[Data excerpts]
═══

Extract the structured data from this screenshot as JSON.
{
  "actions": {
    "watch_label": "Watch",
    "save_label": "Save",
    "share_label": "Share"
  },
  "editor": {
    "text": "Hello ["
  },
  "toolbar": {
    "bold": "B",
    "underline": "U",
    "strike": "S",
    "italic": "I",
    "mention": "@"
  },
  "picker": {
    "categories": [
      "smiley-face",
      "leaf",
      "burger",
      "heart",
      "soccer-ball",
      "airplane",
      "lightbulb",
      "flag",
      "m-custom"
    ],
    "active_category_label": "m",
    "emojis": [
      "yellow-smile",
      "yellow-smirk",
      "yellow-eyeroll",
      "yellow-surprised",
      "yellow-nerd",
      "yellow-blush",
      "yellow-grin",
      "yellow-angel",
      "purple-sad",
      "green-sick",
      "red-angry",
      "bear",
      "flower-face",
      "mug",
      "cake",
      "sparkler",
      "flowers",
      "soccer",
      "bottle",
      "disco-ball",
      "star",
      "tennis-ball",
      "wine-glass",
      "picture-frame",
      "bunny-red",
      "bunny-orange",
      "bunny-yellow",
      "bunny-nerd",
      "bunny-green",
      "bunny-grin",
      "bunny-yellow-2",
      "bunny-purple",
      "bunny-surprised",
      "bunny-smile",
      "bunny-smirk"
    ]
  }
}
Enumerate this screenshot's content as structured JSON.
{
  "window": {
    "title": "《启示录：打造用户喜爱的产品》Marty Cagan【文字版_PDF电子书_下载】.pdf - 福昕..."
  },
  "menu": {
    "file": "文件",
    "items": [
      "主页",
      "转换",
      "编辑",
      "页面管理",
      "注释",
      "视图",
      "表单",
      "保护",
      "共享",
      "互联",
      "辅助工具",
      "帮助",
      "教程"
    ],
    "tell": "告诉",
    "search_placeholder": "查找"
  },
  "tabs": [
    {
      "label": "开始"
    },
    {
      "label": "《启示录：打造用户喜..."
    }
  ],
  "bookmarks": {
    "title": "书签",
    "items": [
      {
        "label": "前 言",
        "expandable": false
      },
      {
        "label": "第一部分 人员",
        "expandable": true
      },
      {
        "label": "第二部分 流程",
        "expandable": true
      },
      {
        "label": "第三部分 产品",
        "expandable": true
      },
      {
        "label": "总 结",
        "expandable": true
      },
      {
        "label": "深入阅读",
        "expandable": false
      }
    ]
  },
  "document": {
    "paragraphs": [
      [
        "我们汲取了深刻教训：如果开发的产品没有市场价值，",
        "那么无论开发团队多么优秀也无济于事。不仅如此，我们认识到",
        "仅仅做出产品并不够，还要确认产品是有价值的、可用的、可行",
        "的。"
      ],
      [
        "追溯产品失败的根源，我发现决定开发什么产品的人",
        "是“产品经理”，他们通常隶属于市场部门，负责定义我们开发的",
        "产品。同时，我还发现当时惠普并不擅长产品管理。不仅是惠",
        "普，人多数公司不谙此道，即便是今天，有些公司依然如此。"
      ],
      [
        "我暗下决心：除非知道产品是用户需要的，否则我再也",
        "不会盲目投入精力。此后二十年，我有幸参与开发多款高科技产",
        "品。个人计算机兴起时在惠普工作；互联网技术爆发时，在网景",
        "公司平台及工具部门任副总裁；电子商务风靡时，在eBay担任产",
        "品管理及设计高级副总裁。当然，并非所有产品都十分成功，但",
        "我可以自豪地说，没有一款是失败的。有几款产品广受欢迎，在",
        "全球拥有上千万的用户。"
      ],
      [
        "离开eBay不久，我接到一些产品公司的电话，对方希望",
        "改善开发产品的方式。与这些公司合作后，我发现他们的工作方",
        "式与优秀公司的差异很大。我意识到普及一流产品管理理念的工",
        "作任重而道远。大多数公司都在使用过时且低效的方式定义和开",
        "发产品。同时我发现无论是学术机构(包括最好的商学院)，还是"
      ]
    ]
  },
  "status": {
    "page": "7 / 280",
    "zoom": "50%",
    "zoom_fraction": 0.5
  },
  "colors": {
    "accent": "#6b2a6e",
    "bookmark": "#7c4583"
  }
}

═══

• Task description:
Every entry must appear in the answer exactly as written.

• Answer for the task:
Extract the structured data from this screenshot as JSON.
{
  "actions": {
    "watch_label": "Watch",
    "save_label": "Save",
    "share_label": "Share"
  },
  "editor": {
    "text": "Hello ["
  },
  "toolbar": {
    "bold": "B",
    "underline": "U",
    "strike": "S",
    "italic": "I",
    "mention": "@"
  },
  "picker": {
    "categories": [
      "smiley-face",
      "leaf",
      "burger",
      "heart",
      "soccer-ball",
      "airplane",
      "lightbulb",
      "flag",
      "m-custom"
    ],
    "active_category_label": "m",
    "emojis": [
      "yellow-smile",
      "yellow-smirk",
      "yellow-eyeroll",
      "yellow-surprised",
      "yellow-nerd",
      "yellow-blush",
      "yellow-grin",
      "yellow-angel",
      "purple-sad",
      "green-sick",
      "red-angry",
      "bear",
      "flower-face",
      "mug",
      "cake",
      "sparkler",
      "flowers",
      "soccer",
      "bottle",
      "disco-ball",
      "star",
      "tennis-ball",
      "wine-glass",
      "picture-frame",
      "bunny-red",
      "bunny-orange",
      "bunny-yellow",
      "bunny-nerd",
      "bunny-green",
      "bunny-grin",
      "bunny-yellow-2",
      "bunny-purple",
      "bunny-surprised",
      "bunny-smile",
      "bunny-smirk"
    ]
  }
}
Enumerate this screenshot's content as structured JSON.
{
  "window": {
    "title": "《启示录：打造用户喜爱的产品》Marty Cagan【文字版_PDF电子书_下载】.pdf - 福昕..."
  },
  "menu": {
    "file": "文件",
    "items": [
      "主页",
      "转换",
      "编辑",
      "页面管理",
      "注释",
      "视图",
      "表单",
      "保护",
      "共享",
      "互联",
      "辅助工具",
      "帮助",
      "教程"
    ],
    "tell": "告诉",
    "search_placeholder": "查找"
  },
  "tabs": [
    {
      "label": "开始"
    },
    {
      "label": "《启示录：打造用户喜..."
    }
  ],
  "bookmarks": {
    "title": "书签",
    "items": [
      {
        "label": "前 言",
        "expandable": false
      },
      {
        "label": "第一部分 人员",
        "expandable": true
      },
      {
        "label": "第二部分 流程",
        "expandable": true
      },
      {
        "label": "第三部分 产品",
        "expandable": true
      },
      {
        "label": "总 结",
        "expandable": true
      },
      {
        "label": "深入阅读",
        "expandable": false
      }
    ]
  },
  "document": {
    "paragraphs": [
      [
        "我们汲取了深刻教训：如果开发的产品没有市场价值，",
        "那么无论开发团队多么优秀也无济于事。不仅如此，我们认识到",
        "仅仅做出产品并不够，还要确认产品是有价值的、可用的、可行",
        "的。"
      ],
      [
        "追溯产品失败的根源，我发现决定开发什么产品的人",
        "是“产品经理”，他们通常隶属于市场部门，负责定义我们开发的",
        "产品。同时，我还发现当时惠普并不擅长产品管理。不仅是惠",
        "普，人多数公司不谙此道，即便是今天，有些公司依然如此。"
      ],
      [
        "我暗下决心：除非知道产品是用户需要的，否则我再也",
        "不会盲目投入精力。此后二十年，我有幸参与开发多款高科技产",
        "品。个人计算机兴起时在惠普工作；互联网技术爆发时，在网景",
        "公司平台及工具部门任副总裁；电子商务风靡时，在eBay担任产",
        "品管理及设计高级副总裁。当然，并非所有产品都十分成功，但",
        "我可以自豪地说，没有一款是失败的。有几款产品广受欢迎，在",
        "全球拥有上千万的用户。"
      ],
      [
        "离开eBay不久，我接到一些产品公司的电话，对方希望",
        "改善开发产品的方式。与这些公司合作后，我发现他们的工作方",
        "式与优秀公司的差异很大。我意识到普及一流产品管理理念的工",
        "作任重而道远。大多数公司都在使用过时且低效的方式定义和开",
        "发产品。同时我发现无论是学术机构(包括最好的商学院)，还是"
      ]
    ]
  },
  "status": {
    "page": "7 / 280",
    "zoom": "50%",
    "zoom_fraction": 0.5
  },
  "colors": {
    "accent": "#6b2a6e",
    "bookmark": "#7c4583"
  }
}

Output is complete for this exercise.